Last time we spoke about how to use resistance to doing self-care as a self-care practice in and of itself.
Today we are going to shift our attention to what I believe is one of the most important principles of self-care:
Do what works… for you.
Do What Works is an underlying principle of Sacred Self-Care. Within this tenet are three key concepts:
- What works for me might not work for you. And vise versa.
- What works will change… often!
- Sometimes what works is simply getting through the day.
1) What works for me might not work for you.
Conversely, what works for you might induce extra stress in me.
I’ve mentioned several times how a lot of the typical self-care things (hot baths, spas, pedicures, etc) just aren’t that effective for me.
Still, for a long time, I tried to make myself do the typical self-care things that seemed to work for others – because I wasn’t aware of other options.
I’d feel stressed, anxious, overwhelmed. I’d take a bath because that’s what you are supposed to when stressed, right?
Then, I would exit the bath, frustrated (the bathtub was never long enough to accommodate my 5’9″ frame), over-heated, slightly dizzy, and, in some ways, worse off than before.
Clearly, hot baths don’t work for me. They might for you. Yay you!
2) What works will change. Often.
What worked yesterday even, might not work today.
This is normal. We all go through different stages and experiences in life (crisis, loss, injury, transitions, etc). These varying experiences often require shifts in self-care.
In short, what works won’t just change, it will change often.
Let’s use an example from my life (a year ago).
At this time a year ago, I was nine and a half months pregnant.
SO many of the things that worked for me before becoming pregnant were impossible. Not only that, but some of the things that worked when I was eight months pregnant, no longer did a month later.
Let’s make a list. 🙂
- Long hot showers (vs baths). I kept trying to make these work because I so love the feel of hot water coursing over my body. But, I ended up on my knees time after time, overheated, dizzy, about to pass out, etc. Not. Fun.
- Hiking, walking, being active. The first trimester I was so sick and exhausted that exercise consisted primarily of pulling myself off the floor to get a cup of water. By the third trimester, due to ligament pain and no lung capacity, walking is something I did because I had to, not because I found it nourishing.
- Snuggling on the couch with my husband. Thanks to some extreme vagus nerve stuff, I could only sit upright or leaning slightly forward. No reclining back and snuggling into the arm of my husband – unless I wanted to experience immediate nausea, heart rate increase, difficulty breathing, hot flashes, etc.
When what worked previously no longer does, we experiment and discover what works now.
For me, singing worked during this time.
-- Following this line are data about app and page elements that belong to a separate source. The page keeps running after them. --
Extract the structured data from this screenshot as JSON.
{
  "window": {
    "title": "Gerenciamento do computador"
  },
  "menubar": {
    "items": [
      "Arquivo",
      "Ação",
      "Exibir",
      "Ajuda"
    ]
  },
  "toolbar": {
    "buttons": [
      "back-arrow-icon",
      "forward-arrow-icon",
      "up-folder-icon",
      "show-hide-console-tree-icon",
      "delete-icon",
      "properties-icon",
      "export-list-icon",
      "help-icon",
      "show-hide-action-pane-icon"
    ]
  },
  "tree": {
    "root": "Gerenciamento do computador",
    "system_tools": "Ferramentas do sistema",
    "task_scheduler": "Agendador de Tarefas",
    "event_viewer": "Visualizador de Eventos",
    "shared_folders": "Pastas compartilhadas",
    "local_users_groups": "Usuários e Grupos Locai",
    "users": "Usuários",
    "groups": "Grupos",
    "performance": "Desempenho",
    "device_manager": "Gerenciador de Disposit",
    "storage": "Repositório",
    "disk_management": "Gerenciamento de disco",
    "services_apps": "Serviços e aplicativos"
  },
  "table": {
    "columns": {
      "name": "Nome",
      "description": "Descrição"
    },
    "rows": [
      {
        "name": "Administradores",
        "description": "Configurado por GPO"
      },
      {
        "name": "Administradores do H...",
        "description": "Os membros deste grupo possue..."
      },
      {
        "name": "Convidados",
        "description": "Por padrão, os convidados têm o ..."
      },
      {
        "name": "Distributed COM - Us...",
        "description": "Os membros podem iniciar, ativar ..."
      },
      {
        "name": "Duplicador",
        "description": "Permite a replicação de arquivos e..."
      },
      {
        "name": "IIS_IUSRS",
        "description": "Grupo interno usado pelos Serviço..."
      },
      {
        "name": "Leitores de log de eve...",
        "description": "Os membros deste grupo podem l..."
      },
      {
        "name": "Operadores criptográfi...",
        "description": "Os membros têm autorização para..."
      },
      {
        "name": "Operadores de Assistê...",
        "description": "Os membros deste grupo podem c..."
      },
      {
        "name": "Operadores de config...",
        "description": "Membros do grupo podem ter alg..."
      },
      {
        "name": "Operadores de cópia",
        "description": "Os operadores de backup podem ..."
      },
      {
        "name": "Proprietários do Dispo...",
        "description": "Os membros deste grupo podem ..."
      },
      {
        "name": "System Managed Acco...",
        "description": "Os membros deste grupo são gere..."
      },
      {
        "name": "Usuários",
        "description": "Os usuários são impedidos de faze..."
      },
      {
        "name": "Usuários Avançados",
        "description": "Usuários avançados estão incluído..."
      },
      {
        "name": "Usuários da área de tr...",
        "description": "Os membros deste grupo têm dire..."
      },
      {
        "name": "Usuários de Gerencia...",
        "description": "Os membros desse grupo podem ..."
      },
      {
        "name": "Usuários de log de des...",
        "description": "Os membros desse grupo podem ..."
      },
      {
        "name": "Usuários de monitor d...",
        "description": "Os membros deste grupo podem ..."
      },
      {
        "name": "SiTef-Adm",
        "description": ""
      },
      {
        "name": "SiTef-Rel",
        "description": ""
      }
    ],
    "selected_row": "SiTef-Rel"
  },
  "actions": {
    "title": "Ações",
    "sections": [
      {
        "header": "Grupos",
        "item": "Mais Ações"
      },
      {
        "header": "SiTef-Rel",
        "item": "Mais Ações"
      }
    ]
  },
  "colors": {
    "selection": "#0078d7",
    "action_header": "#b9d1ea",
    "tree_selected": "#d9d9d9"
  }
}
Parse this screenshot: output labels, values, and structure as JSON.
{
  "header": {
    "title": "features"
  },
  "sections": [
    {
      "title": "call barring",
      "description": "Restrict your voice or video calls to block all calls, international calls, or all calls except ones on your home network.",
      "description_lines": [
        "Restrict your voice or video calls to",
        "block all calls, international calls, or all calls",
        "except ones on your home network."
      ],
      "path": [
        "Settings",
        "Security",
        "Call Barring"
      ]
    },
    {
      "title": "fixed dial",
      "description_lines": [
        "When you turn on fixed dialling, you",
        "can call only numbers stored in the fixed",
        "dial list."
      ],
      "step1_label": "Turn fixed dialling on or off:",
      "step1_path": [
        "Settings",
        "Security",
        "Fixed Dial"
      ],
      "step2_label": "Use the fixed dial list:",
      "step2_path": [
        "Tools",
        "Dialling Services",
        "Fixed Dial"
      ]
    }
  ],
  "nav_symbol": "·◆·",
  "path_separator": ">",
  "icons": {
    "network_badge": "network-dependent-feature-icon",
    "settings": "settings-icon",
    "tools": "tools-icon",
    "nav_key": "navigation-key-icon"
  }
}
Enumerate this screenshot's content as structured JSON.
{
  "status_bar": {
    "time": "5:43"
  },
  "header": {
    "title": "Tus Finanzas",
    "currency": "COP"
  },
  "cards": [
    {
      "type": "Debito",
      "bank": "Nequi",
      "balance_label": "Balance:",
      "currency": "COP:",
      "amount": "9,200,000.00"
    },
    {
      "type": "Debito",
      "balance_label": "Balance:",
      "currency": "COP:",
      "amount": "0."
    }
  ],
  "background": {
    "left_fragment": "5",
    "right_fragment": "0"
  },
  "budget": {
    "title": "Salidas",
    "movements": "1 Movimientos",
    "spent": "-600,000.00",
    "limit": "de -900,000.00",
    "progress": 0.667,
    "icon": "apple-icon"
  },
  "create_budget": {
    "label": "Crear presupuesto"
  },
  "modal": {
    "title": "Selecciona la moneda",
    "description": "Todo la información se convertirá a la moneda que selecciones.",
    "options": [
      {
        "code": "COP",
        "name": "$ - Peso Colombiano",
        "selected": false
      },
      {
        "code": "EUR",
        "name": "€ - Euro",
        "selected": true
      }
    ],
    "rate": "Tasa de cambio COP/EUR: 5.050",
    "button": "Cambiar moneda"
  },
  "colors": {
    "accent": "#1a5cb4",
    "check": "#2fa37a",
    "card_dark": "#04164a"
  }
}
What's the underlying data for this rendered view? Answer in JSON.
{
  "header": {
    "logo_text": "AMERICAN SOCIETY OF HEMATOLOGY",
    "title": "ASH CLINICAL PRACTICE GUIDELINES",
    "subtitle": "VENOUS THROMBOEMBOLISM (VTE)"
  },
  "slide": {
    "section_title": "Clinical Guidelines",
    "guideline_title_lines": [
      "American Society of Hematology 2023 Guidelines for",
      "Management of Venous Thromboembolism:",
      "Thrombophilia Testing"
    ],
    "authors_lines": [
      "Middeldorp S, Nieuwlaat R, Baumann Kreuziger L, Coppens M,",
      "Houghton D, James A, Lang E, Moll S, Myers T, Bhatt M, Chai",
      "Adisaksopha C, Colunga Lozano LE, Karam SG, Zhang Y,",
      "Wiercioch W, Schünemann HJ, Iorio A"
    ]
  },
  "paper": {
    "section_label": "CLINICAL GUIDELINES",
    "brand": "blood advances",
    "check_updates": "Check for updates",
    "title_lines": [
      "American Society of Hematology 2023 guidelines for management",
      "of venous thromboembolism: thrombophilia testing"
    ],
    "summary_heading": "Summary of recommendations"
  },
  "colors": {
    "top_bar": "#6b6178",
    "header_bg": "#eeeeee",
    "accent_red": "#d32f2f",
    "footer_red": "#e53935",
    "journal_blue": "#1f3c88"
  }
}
It helped shift so much fear – initially around the potential of miscarrying and later around everything else that it is possible to be afraid of during pregnancy including the prospect of labor.
New small things that also worked included sitting under the tree in our front yard (versus being active), sleeping on my left side (versus my back or my right side), and eating yogurt versus vegetables. 🙂
3) Sometimes, just getting through the day is enough.
There are times when all of our self-care falls to the side.
We also moved when I was nine months pregnant.
We had been looking for a home and then, just like that, we found it, closed early, and moved.
During the days of the move, I didn’t do any of my normal self-care stuff. Instead, I focused on just getting through the move, staying as connected to my body as I could in the meantime.
By the end of each day, exhausted and having completely overdone it, all I could do was watch tv and try to fall asleep… Just to do it all over again the next day.
Basically, in times of lowered capacity or extra ‘stuff’ happening, we simply do the best we can.
When those feelings of inadequacy or frustration (over our lack of capacity or inability to do our normal self-care things) arise, we meet them and, like with resistance, allow that to be the focus of our self-care for the day.
Afterward, we might consider putting into place new systems so that the next time we experience a similar situation, we can be more supported throughout.
For example, next time I might ask for help moving. Hmm… asking for help – what a concept!
In summary, do what works for you keeping in mind that:
- What works for you might look very different from what works from anyone else. Only you will know what truly works for you.
- What works will change. Staying present with your body and what is currently happening in your life will help you determine what works for you in this moment. (I’ll be writing more on this topic soon!)
- There are times when ‘what works’ is simply getting through the day. That is ok. You can trust yourself to return to what nourishes and supports you when the ‘crisis’ is over.
Next time 🙂 we are going to dive deeper into the ‘do what works’ principle and take a look at how it applies to self-healing.
Following that, I will guide you through a simple process that will help you know what works for you. Stay tuned!
What works for you?
Thoughts? Comments? I love to hear from you! <3